"Cycle chic" in of itself is an interesting concept. But I wish it wasn't so automatically tied to female cyclists, or that at least more variety was explored when it comes to female cyclists. And yes, I realize the New York Times is hardly the expert on cycling issues, and this was in the Fashion & Style section (duh). Like I said, I have no problem with cycle chic itself. Ride in style! But there's a huge segment of the cycling population that seems to be consistently overlooked (the everyday rider).

In other news, I'm going to have to drop Betty off at the local bike shop. She's groaning something awful. I guess that the 66 mile ride we did last week, plus this week's commuting miles have put a bit of a strain on her. It might even be time to put her up for the season. This weekend's weather is a  huge difference from last weekend! Whereas last weekend I thought I might die of heat exhaustion, this weekend I've had to break out the hoodie, coat & umbrella. Brrrr! Fall is truly here, and I am definitely unprepared for it. I need to do some clothes shopping, soon!  Fall means that winter is not far away, and Betty doesn't need to deal with the mud & slush that comes with it. Time to get Jamie prepared! 

Also, do any of you have any recommendations for wet weather gear? I got absolutely soaked from head to toe earlier this week during a downpour. What do you use to stay dry?

Friday, October 1, 2010

CaBi to the rescue!

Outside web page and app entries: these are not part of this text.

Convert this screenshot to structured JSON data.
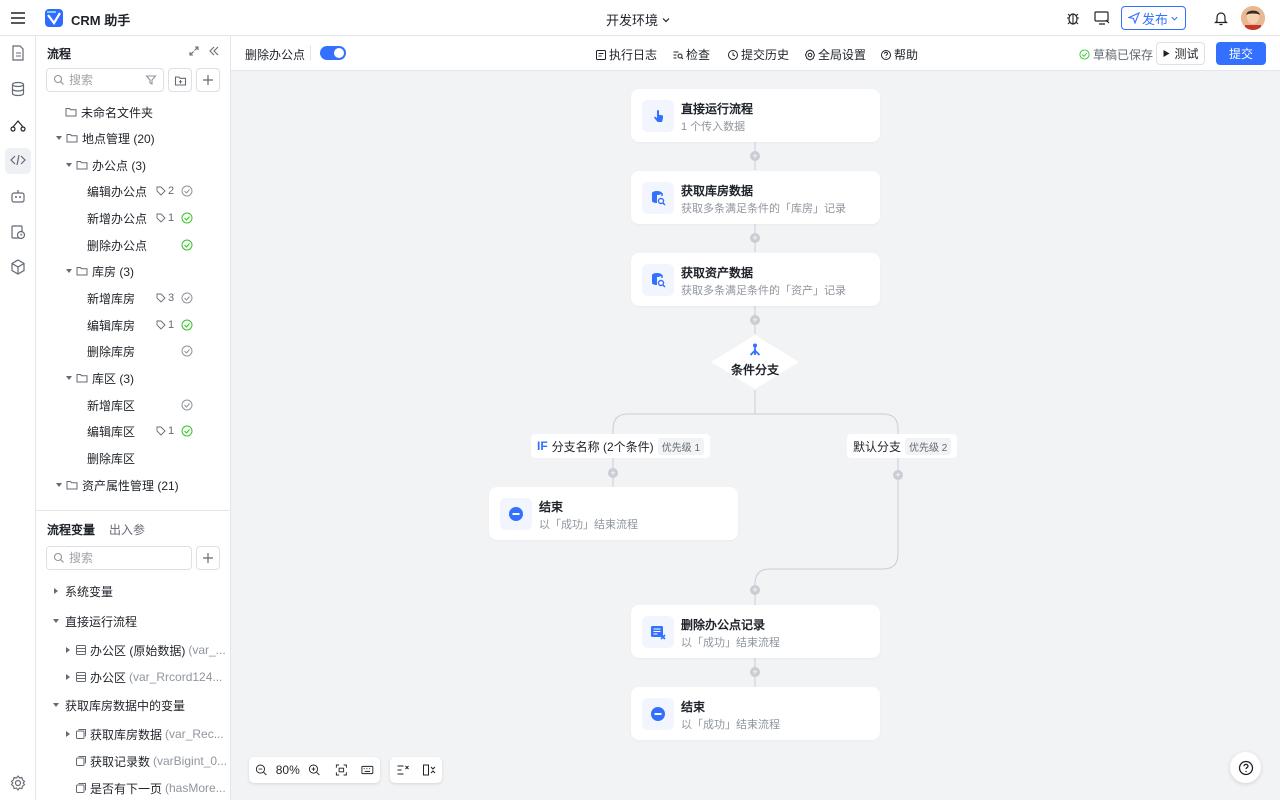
{
  "header": {
    "app_title": "CRM 助手",
    "environment": "开发环境",
    "publish_label": "发布"
  },
  "panel": {
    "title": "流程",
    "search_placeholder": "搜索",
    "tree": [
      {
        "label": "未命名文件夹"
      },
      {
        "label": "地点管理 (20)"
      },
      {
        "label": "办公点 (3)"
      },
      {
        "label": "编辑办公点",
        "tag": "2"
      },
      {
        "label": "新增办公点",
        "tag": "1"
      },
      {
        "label": "删除办公点"
      },
      {
        "label": "库房 (3)"
      },
      {
        "label": "新增库房",
        "tag": "3"
      },
      {
        "label": "编辑库房",
        "tag": "1"
      },
      {
        "label": "删除库房"
      },
      {
        "label": "库区 (3)"
      },
      {
        "label": "新增库区"
      },
      {
        "label": "编辑库区",
        "tag": "1"
      },
      {
        "label": "删除库区"
      },
      {
        "label": "资产属性管理 (21)"
      }
    ]
  },
  "vars": {
    "tab_vars": "流程变量",
    "tab_io": "出入参",
    "search_placeholder": "搜索",
    "rows": [
      {
        "label": "系统变量",
        "sub": ""
      },
      {
        "label": "直接运行流程",
        "sub": ""
      },
      {
        "label": "办公区 (原始数据)",
        "sub": "(var_..."
      },
      {
        "label": "办公区",
        "sub": "(var_Rrcord124..."
      },
      {
        "label": "获取库房数据中的变量",
        "sub": ""
      },
      {
        "label": "获取库房数据",
        "sub": "(var_Rec..."
      },
      {
        "label": "获取记录数",
        "sub": "(varBigint_0..."
      },
      {
        "label": "是否有下一页",
        "sub": "(hasMore..."
      }
    ]
  },
  "toolbar": {
    "flow_name": "删除办公点",
    "exec_log": "执行日志",
    "check": "检查",
    "history": "提交历史",
    "global": "全局设置",
    "help": "帮助",
    "saved": "草稿已保存",
    "test": "测试",
    "submit": "提交"
  },
  "flow": {
    "n1": {
      "title": "直接运行流程",
      "desc": "1 个传入数据"
    },
    "n2": {
      "title": "获取库房数据",
      "desc": "获取多条满足条件的「库房」记录"
    },
    "n3": {
      "title": "获取资产数据",
      "desc": "获取多条满足条件的「资产」记录"
    },
    "cond": "条件分支",
    "branch_if_kw": "IF",
    "branch_if": "分支名称 (2个条件)",
    "branch_if_prio": "优先级 1",
    "branch_default": "默认分支",
    "branch_default_prio": "优先级 2",
    "end1": {
      "title": "结束",
      "desc": "以「成功」结束流程"
    },
    "n4": {
      "title": "删除办公点记录",
      "desc": "以「成功」结束流程"
    },
    "end2": {
      "title": "结束",
      "desc": "以「成功」结束流程"
    }
  },
  "zoom": "80%",
  "colors": {
    "accent": "#3370ff",
    "success": "#34c724",
    "line": "#c9cdd4"
  }
}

So today was Ark weather. Seriously, I was soaked to the bone at work.

Although it was moist when I rode Betty to work, it was quite "Flood-ian" when I needed to leave. The idea of riding her through such wet weather did not please me. Tho I love Betty, she is no Jamie (and I love Jamie, as neglected as he is) and therefore in the garage at work she had to remain. It was simply pouring rain outside, and that was No Good For Her.

(I love riding in the rain, however)

So, I managed to get myself to a neighborhood bar to wait out the rain. And wait it out, I did.

And wait. And wait. And wait.

Finally, the rain let up a little bit.

But then I thought to myself,

"Self, you have a shared bike membership key! Why not use one of those bikes to ride through the crappy weather?!"

And it was so.

I grabbed a CaBi bike that was a mere two blocks away and rode towards home. The nearest docking station for home was also a mere two blocks away from my door. How handy!

And so I got home, relatively safe and "dry".

(ok, well not dry. But happy!)

Tomorrow, I get to do the reverse. And you know what? I am so grateful I don't have to pay a cabbie or walk all that way in the rain. Yay!

All of this would probably explain why today I saw the most number of CaBi bikes "in the wild" then I have seen since the launch---a grand total of 10 times today! I am quite sure the wet weather had a lot to do with it too; why ride your own Precious in the crappy weather, when you can borrow someone else's bike for cheap, right?? It was a totally crappy, rainy day today and I saw a huge number of cyclists, AND most of them were safe & sane about it too (reflective clothing, lights, signals, etc). Awesome. Today was the perfect example for cyclists who already have their own bikes to try CaBi. Why muck up your own, when you can muck up someone else's!

Still, I am really glad I had that key for CaBi. I have a feeling it will pay itself off very shortly.